Urinary biomarkers for the non-invasive diagnosis of endometriosis.Cochrane Database Syst Rev. 2015 Dec 23CD
About 10% of reproductive-aged women suffer from endometriosis which is a costly chronic disease that causes pelvic pain and subfertility. Laparoscopy is the 'gold standard' diagnostic test for endometriosis, but it is expensive and carries surgical risks. Currently, there are no simple non-invasive or minimally-invasive tests available in clinical practice that accurately diagnoses endometriosis.
1. To provide summary estimates of the diagnostic accuracy of urinary biomarkers for the diagnosis of pelvic endometriosis compared to surgical diagnosis as a reference standard.2. To assess the diagnostic utility of biomarkers that could differentiate ovarian endometrioma from other ovarian masses.Urinary biomarkers were evaluated as replacement tests for surgical diagnosis and as triage tests to inform decisions to undertake surgery for endometriosis.
The searches were not restricted to particular study design, language or publication dates. We searched the following databases to 20 April - 31 July 2015: CENTRAL, MEDLINE, EMBASE, CINAHL, PsycINFO, Web of Science, LILACS, OAIster, TRIP and ClinicalTrials.gov (trial register). MEDION, DARE, and PubMed were also searched to identify reviews and guidelines as reference sources of potentially relevant studies. Recently published papers not yet indexed in the major databases were also sought. The search strategy incorporated words in the title, abstract, text words across the record and the medical subject headings (MeSH) and was modified for each database.
Published peer-reviewed, randomised controlled or cross-sectional studies of any size were considered, which included prospectively collected samples from any population of reproductive-aged women suspected of having one or more of the following target conditions: ovarian, peritoneal or deep infiltrating endometriosis (DIE). We included studies comparing the diagnostic test accuracy of one or more urinary biomarkers with surgical visualisation of endometriotic lesions.
DATA COLLECTION AND ANALYSIS
Two authors independently collected and performed a quality assessment of the data from each study. For each diagnostic test, the data were classified as positive or negative for the surgical detection of endometriosis and sensitivity and specificity estimates were calculated. If two or more tests were evaluated in the same cohort, each was considered as a separate data set. The bivariate model was used to obtain pooled estimates of sensitivity and specificity whenever sufficient data sets were available. The predetermined criteria for a clinically useful urine test to replace diagnostic surgery was one with a sensitivity of 94% and a specificity of 79% to detect endometriosis. The criteria for triage tests were set at sensitivity of equal or greater than 95% and specificity of equal or greater than 50%, which in case of negative result rules out the diagnosis (SnOUT test) or sensitivity of equal or greater than 50% with specificity of equal or greater than 95%, which in case of positive result rules the diagnosis in (SpIN test).
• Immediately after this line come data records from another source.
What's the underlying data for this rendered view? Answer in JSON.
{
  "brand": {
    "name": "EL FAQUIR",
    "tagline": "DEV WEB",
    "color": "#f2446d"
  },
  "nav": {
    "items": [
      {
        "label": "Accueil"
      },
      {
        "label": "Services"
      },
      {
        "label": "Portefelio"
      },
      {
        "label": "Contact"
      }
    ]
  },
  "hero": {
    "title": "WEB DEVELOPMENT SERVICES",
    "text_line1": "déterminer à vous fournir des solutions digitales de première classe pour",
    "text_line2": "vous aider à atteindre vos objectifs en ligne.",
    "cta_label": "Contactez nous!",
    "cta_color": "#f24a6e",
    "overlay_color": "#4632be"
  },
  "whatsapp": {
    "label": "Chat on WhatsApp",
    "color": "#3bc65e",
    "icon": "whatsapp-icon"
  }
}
We included eight studies involving 646 participants, most of which were of poor methodological quality. The urinary biomarkers were evaluated either in a specific phase of menstrual cycle or irrespective of the cycle phase. Five studies evaluated the diagnostic performance of four urinary biomarkers for endometriosis, including three biomarkers distinguishing women with and without endometriosis (enolase 1 (NNE); vitamin D binding protein (VDBP); and urinary peptide profiling); and one biomarker (cytokeratin 19 (CK 19)) showing no significant difference between the two groups. All of these biomarkers were assessed in small individual studies and could not be statistically evaluated in a meaningful way. None of the biomarkers met the criteria for a replacement test or a triage test. Three studies evaluated three biomarkers that did not differentiate women with endometriosis from disease-free controls.